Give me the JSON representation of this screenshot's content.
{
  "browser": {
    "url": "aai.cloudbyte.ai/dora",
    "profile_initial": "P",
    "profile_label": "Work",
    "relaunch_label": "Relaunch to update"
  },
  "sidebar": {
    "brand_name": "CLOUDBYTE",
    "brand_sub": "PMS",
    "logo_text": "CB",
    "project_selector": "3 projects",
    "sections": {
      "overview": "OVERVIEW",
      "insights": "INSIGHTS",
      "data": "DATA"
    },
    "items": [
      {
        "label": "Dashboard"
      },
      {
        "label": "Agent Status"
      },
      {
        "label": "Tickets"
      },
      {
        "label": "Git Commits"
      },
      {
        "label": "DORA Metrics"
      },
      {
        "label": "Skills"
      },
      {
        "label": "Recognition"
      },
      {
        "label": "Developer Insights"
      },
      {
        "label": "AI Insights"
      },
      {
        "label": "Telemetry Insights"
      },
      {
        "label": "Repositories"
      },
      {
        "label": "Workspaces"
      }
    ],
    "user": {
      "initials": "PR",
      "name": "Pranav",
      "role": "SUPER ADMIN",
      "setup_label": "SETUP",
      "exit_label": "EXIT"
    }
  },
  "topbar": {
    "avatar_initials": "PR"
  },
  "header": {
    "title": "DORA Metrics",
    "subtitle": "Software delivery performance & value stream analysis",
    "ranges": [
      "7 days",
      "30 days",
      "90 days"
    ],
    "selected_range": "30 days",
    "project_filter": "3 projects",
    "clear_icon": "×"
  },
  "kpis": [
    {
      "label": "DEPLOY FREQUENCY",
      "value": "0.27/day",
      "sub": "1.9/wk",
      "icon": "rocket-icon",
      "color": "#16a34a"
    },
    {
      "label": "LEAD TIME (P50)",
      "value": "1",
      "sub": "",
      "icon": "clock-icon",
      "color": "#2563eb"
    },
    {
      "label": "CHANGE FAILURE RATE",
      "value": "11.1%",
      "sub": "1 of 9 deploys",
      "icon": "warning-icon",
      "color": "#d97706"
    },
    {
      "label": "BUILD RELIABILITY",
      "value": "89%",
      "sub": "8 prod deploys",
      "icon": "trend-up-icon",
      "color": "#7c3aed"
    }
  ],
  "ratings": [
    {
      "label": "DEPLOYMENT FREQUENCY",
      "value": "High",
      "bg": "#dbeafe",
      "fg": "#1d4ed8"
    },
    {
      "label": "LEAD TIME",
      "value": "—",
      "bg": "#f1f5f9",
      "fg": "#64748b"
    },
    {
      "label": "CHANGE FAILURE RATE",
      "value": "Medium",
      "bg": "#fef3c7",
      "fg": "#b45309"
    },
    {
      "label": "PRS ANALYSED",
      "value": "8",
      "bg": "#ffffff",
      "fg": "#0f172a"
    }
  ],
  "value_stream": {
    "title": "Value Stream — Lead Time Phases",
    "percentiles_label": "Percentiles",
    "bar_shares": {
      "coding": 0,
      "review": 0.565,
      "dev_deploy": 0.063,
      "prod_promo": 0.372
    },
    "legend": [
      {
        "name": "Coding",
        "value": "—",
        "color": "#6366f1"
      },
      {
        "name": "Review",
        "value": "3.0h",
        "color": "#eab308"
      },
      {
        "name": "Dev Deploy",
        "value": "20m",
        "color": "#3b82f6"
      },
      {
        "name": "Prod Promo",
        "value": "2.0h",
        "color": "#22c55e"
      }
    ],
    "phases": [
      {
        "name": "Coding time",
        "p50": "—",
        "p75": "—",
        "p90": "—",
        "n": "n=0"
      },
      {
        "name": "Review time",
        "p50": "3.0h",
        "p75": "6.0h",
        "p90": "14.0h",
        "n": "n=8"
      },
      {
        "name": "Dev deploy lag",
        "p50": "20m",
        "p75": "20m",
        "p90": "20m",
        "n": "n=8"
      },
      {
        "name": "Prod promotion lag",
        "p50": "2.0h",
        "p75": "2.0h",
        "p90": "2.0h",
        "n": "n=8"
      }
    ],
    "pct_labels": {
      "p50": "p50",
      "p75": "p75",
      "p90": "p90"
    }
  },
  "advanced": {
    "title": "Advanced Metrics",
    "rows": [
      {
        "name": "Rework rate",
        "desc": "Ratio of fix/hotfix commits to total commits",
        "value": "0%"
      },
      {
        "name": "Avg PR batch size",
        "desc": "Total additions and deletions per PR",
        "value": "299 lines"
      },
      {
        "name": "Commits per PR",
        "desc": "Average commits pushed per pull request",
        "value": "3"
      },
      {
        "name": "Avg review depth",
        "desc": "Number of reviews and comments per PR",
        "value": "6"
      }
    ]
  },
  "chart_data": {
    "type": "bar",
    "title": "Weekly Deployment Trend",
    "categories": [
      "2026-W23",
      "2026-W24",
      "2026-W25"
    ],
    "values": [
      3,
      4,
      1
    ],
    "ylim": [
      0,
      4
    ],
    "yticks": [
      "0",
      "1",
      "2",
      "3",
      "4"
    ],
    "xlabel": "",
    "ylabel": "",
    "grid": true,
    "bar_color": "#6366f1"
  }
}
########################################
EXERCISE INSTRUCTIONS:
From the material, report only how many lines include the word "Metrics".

RESPONSE AREA:
3